“That’s because there aren’t any,” Marcus chuckled. “The managers of the Olympia Theater don’t want real smoke, you see, so I had to go about things somewhat differently.”
“I don’t understand,” Louisa said.
“I’ll explain later.”
“Take her to the carriage,” Anthony said. “I want to look around Madam Phoenix’s private rooms before the authorities arrive.”
He paused long enough to kiss Louisa hard on the mouth. Before she could question him he disappeared up a staircase.
“Come along, my dear,” Marcus said.
He ushered her out through the tradesmen’s entrance into a night filled with chaos and shouts. None of the people standing around outside in the alley paid them any heed.
A few minutes later Marcus guided her into a nearby lane. A closed carriage stood waiting. The door of the vehicle flew open. A woman garbed in a cloak leaned out.
“Hurry,” Clarice said, her voice bright with excitement. “We must get you away from here, Mrs. Bryce. We do not want to take the chance of you being seen by a member of the press. You know how those correspondents are when it comes to a story of sensation and scandal involving those who move in Society.”
Stunned, Louisa got into the vehicle. When she sat down she realized that Clarice was not alone. Georgiana Stalbridge sat on the seat across from her. She, too, was draped head to foot in a concealing cloak.
“Thank goodness you are safe,” Georgiana said. “We have been so worried about you. Are you hurt in any way, dear?”
“No,” Louisa managed. “I’m fine.
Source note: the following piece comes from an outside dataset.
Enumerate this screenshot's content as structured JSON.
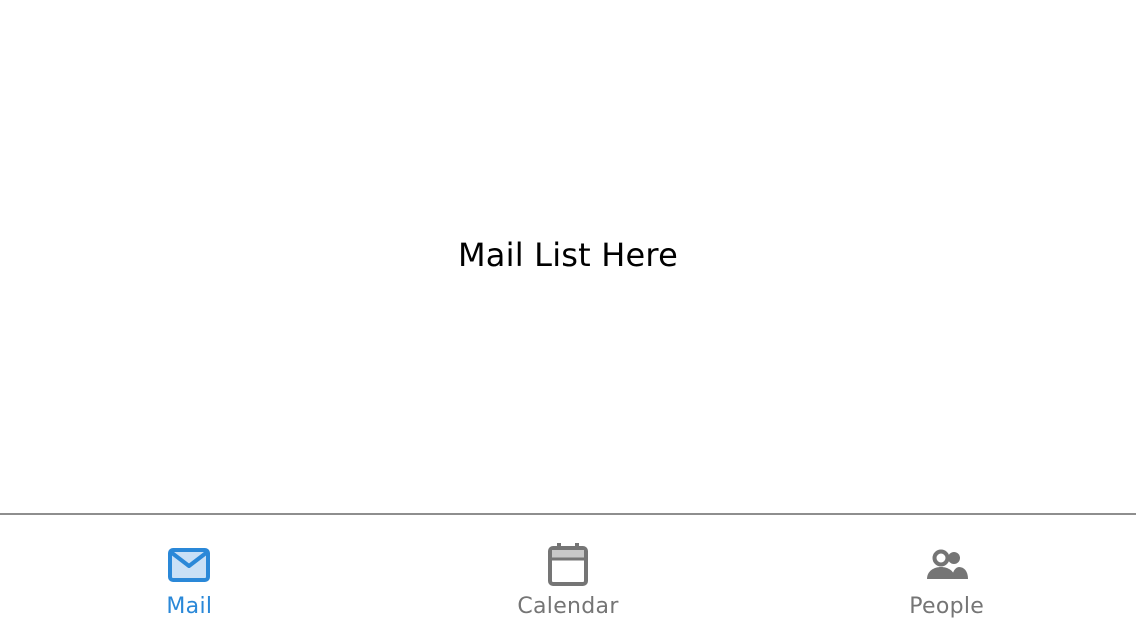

Truly.”
“That is a relief,” Georgiana said. She looked at Marcus as he climbed into the cab. “Where is Anthony?”
“Stayed behind to have a look around before the police arrive,” Marcus said. “We’ll meet up with him at home.”
The carriage rumbled forward.
Louisa looked at Clarice, Georgiana, and Marcus in turn. In the dark confines of the unlit carriage it was difficult to see the expressions on their faces.
“I don’t understand,” she said to Georgiana. “Why are you and Clarice here? I know Anthony must have felt an obligation to rescue me, and it was very kind of Mr. Stalbridge to assist him, but surely there was no need for you and Clarice to take the risk of being seen this close to Phoenix House.”
Georgiana reached out and patted her hand. “Clarice and I refused to remain at home while Anthony’s future wife was in peril. In this family we stand together.”
Anthony’s future wife. Appalled, Louisa stared at her. “I fear there has been some terrible misunderstanding.”
“I’m sure that’s not the case,” Clarice said, relentlessly cheerful. “Now, we will go straight home and relax with a glass of brandy while we wait for Anthony.”